ASSIGNED TASK -> Once you have counted the lines below that contain "revenue", give that number and nothing else.

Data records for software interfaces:
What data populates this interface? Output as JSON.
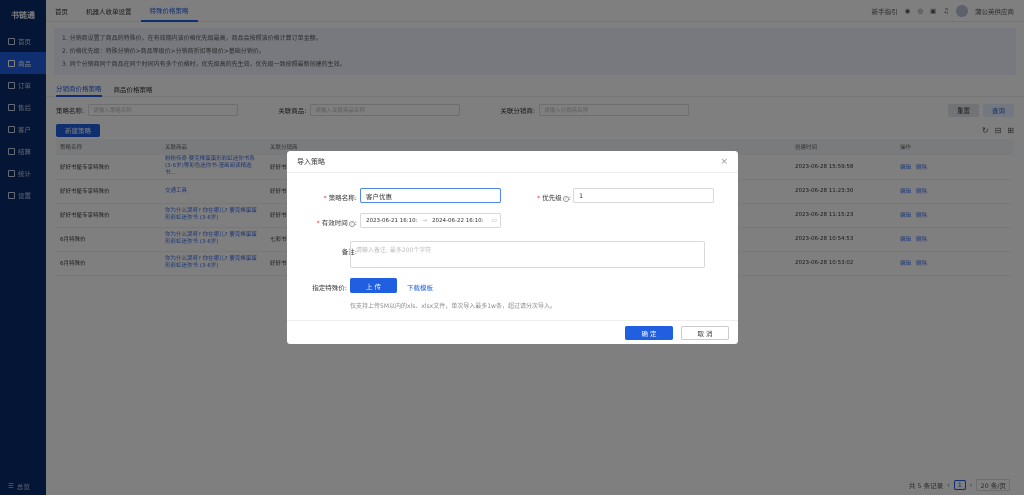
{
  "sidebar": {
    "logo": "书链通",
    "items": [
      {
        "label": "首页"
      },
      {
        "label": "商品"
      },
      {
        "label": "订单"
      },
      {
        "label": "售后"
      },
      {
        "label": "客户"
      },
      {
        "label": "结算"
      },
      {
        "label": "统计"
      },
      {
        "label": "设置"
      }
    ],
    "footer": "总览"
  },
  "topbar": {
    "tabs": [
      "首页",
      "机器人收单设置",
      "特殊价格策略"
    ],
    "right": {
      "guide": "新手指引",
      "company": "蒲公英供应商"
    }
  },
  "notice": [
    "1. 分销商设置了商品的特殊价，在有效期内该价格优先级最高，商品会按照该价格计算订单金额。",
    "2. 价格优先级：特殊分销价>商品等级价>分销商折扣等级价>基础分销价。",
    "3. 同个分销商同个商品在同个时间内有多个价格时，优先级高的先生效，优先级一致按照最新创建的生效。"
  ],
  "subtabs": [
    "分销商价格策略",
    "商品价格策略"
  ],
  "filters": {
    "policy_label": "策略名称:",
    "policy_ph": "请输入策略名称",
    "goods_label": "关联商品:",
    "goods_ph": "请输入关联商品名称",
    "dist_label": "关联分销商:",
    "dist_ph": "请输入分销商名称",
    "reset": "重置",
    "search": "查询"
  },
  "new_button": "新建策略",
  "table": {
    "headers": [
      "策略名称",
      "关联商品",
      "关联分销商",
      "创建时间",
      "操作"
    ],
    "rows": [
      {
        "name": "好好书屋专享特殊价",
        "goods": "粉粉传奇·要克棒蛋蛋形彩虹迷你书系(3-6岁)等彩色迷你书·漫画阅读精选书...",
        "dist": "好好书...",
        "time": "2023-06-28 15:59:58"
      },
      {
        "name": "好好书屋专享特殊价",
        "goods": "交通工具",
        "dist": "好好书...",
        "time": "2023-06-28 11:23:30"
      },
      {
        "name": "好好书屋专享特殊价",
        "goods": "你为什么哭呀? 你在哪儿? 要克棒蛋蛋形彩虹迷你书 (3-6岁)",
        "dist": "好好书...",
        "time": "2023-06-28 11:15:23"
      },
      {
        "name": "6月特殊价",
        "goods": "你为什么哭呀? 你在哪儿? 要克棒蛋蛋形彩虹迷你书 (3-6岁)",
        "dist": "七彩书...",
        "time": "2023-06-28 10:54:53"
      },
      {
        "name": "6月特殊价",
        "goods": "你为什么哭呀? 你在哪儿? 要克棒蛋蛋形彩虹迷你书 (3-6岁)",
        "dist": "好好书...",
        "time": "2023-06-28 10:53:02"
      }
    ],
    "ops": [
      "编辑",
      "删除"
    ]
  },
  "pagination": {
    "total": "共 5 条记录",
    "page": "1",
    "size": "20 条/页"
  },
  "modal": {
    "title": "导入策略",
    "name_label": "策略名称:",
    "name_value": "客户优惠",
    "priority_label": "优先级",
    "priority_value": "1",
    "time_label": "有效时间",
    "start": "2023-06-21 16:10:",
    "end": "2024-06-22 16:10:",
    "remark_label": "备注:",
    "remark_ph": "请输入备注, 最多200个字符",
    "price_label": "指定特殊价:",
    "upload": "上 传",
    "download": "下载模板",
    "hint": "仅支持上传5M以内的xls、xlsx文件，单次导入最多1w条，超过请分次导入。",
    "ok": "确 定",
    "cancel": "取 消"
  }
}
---
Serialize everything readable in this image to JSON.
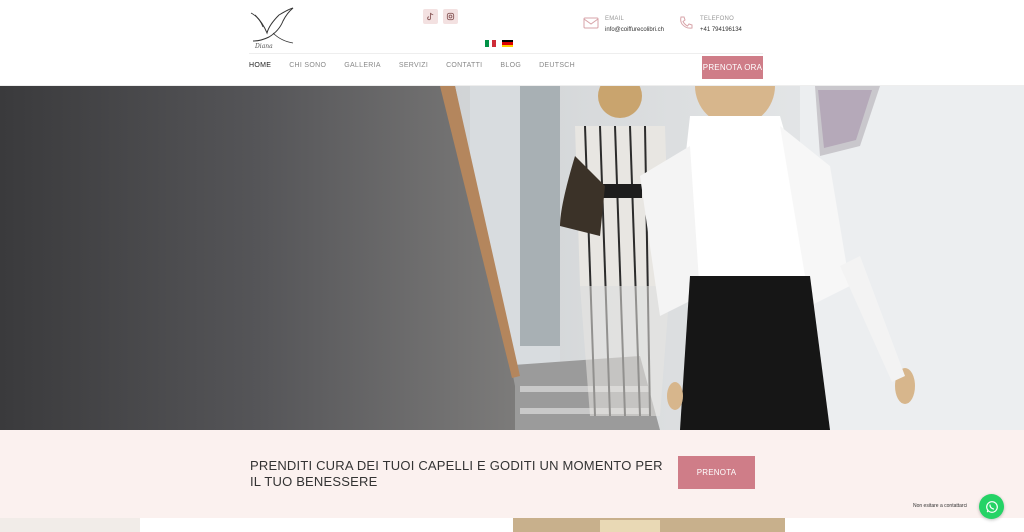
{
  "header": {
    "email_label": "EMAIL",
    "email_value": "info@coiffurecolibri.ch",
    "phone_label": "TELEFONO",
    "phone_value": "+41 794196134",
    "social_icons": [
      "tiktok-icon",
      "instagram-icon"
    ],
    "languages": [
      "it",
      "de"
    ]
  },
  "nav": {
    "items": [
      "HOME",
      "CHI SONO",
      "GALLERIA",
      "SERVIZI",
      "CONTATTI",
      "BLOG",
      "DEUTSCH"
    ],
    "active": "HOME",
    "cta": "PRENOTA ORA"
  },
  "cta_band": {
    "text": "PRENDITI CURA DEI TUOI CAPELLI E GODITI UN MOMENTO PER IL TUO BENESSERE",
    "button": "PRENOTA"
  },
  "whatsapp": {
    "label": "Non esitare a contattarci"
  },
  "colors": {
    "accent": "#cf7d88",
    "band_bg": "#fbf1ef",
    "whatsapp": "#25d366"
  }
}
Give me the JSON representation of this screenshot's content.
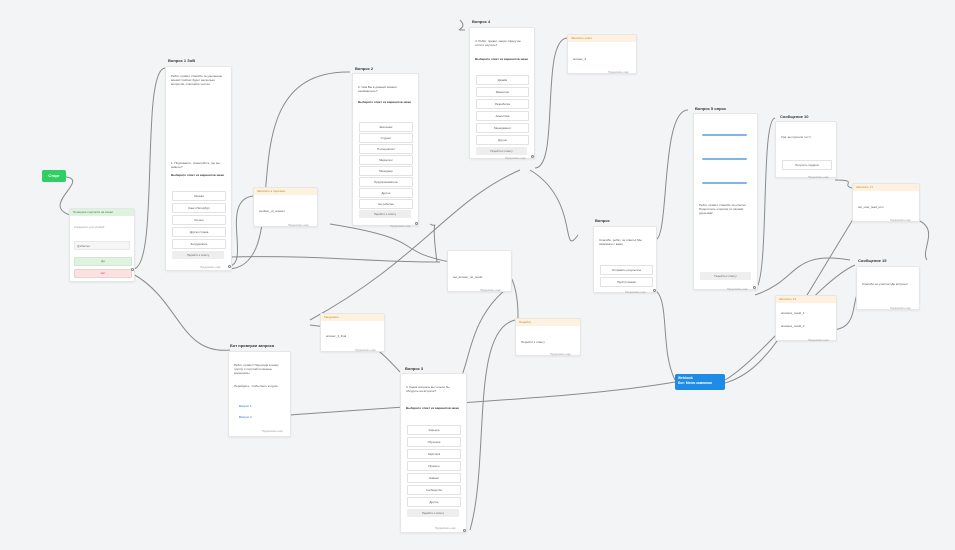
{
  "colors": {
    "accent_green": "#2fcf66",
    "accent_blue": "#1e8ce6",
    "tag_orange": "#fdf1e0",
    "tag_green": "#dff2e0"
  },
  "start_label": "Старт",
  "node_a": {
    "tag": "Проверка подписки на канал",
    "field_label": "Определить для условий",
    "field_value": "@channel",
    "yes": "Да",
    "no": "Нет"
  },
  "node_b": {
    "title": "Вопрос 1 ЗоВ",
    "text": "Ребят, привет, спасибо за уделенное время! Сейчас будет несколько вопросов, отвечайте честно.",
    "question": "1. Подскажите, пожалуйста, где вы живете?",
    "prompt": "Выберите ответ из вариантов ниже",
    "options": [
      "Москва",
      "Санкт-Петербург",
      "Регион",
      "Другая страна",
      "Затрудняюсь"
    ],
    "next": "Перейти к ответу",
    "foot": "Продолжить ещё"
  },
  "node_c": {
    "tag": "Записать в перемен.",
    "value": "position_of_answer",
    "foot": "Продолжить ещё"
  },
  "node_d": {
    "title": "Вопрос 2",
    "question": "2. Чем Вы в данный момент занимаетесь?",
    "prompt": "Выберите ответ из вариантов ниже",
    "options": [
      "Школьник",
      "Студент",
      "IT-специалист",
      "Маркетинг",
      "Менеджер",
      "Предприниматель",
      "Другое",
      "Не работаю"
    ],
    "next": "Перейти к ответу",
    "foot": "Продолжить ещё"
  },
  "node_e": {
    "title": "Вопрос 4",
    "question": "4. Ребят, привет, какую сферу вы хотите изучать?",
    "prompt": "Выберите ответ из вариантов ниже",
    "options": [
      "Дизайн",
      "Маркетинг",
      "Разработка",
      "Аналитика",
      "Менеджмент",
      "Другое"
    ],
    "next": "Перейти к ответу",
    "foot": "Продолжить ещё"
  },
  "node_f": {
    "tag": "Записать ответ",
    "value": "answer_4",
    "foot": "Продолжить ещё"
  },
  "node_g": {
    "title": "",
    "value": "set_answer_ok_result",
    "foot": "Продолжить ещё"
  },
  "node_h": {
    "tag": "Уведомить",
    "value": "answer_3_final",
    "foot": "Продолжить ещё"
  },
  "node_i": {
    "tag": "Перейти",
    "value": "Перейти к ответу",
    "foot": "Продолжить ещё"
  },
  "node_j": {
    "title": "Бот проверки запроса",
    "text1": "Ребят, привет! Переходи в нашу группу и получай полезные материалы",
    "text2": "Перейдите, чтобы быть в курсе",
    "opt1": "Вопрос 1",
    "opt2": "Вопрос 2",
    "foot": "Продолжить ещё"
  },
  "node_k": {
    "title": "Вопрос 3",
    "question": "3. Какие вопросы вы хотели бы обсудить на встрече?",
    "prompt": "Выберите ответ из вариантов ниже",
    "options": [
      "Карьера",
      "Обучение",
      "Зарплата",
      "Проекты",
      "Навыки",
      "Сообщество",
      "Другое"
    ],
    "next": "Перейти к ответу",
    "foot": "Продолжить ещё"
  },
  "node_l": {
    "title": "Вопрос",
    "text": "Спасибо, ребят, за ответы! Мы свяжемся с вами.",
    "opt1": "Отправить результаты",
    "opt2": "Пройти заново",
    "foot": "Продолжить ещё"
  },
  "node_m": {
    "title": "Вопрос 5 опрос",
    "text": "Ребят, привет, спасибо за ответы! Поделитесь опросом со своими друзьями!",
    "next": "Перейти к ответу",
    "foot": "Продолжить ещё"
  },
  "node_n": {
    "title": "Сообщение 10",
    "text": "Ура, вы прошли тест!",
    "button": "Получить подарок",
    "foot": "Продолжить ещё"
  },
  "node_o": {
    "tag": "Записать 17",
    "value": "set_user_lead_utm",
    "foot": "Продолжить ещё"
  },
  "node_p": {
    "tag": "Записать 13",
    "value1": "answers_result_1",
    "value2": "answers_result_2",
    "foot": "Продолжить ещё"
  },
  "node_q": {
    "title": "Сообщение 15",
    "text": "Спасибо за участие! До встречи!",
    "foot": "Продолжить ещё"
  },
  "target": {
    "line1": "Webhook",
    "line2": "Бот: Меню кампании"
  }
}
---
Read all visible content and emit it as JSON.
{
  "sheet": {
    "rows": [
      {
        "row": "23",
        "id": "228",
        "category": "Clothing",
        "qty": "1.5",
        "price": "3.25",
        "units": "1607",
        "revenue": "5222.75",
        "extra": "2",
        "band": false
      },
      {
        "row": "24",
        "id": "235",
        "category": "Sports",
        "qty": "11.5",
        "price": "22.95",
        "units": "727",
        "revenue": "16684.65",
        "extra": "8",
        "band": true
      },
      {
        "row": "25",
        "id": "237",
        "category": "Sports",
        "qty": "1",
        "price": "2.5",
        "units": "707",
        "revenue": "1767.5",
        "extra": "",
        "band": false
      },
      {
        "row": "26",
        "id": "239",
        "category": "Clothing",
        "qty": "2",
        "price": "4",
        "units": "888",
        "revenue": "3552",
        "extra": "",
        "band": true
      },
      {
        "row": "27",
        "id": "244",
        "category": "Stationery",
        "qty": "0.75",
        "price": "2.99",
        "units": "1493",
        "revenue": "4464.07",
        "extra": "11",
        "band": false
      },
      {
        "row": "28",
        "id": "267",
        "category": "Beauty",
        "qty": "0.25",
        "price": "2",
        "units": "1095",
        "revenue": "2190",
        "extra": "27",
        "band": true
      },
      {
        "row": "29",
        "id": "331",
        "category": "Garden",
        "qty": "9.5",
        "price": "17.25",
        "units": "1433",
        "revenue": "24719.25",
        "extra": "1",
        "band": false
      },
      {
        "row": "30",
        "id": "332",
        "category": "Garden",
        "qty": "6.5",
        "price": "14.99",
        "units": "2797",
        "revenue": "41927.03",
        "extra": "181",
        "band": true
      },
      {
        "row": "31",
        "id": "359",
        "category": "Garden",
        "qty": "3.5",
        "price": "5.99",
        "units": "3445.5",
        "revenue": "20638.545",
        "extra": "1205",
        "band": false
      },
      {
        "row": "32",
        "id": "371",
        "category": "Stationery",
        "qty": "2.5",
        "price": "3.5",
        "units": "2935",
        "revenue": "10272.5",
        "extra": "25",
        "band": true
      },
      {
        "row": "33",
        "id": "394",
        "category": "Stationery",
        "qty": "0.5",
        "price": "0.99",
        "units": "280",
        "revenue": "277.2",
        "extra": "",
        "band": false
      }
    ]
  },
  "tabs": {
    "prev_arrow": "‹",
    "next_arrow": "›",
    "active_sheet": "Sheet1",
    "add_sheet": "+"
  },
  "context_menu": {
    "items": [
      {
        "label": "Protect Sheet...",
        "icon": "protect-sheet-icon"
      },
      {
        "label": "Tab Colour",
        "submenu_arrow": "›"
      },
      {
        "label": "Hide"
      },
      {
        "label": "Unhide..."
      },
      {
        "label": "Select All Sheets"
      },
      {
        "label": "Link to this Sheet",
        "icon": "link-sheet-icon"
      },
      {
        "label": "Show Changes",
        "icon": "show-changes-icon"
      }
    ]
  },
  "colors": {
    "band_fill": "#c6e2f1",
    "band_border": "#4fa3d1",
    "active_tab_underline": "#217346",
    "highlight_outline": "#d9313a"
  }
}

RESPONSE -> 11